* WORK INSTRUCTION *
Copy each line of the records that holds the string "bqny".

* INPUT *
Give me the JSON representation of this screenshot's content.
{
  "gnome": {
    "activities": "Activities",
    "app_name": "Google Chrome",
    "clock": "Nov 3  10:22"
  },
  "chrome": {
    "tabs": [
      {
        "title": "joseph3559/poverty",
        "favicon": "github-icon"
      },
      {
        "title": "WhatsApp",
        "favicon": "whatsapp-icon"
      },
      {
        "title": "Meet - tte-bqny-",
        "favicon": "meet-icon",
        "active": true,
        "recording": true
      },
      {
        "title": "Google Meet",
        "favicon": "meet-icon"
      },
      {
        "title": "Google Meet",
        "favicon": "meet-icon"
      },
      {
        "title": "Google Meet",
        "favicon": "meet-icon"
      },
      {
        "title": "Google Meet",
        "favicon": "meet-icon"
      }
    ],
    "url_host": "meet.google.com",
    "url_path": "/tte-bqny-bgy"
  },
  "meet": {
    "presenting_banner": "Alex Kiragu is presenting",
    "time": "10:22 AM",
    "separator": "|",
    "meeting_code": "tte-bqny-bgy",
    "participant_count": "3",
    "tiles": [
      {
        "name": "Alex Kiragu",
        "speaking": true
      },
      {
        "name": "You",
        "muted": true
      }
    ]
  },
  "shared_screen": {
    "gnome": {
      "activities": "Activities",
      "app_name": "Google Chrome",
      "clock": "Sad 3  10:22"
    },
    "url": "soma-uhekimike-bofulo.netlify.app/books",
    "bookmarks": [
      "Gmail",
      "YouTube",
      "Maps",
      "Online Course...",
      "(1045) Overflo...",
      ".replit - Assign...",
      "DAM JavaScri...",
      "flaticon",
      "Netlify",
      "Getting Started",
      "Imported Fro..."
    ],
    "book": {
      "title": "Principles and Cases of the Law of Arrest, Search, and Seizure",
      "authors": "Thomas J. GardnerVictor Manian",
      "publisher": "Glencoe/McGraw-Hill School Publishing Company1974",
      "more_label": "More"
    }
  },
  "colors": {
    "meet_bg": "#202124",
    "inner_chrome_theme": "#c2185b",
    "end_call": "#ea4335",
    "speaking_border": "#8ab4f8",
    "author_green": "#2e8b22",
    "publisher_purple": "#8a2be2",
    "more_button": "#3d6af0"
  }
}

* TASK RESULT *
        "title": "Meet - tte-bqny-",
    "url_path": "/tte-bqny-bgy"
    "meeting_code": "tte-bqny-bgy",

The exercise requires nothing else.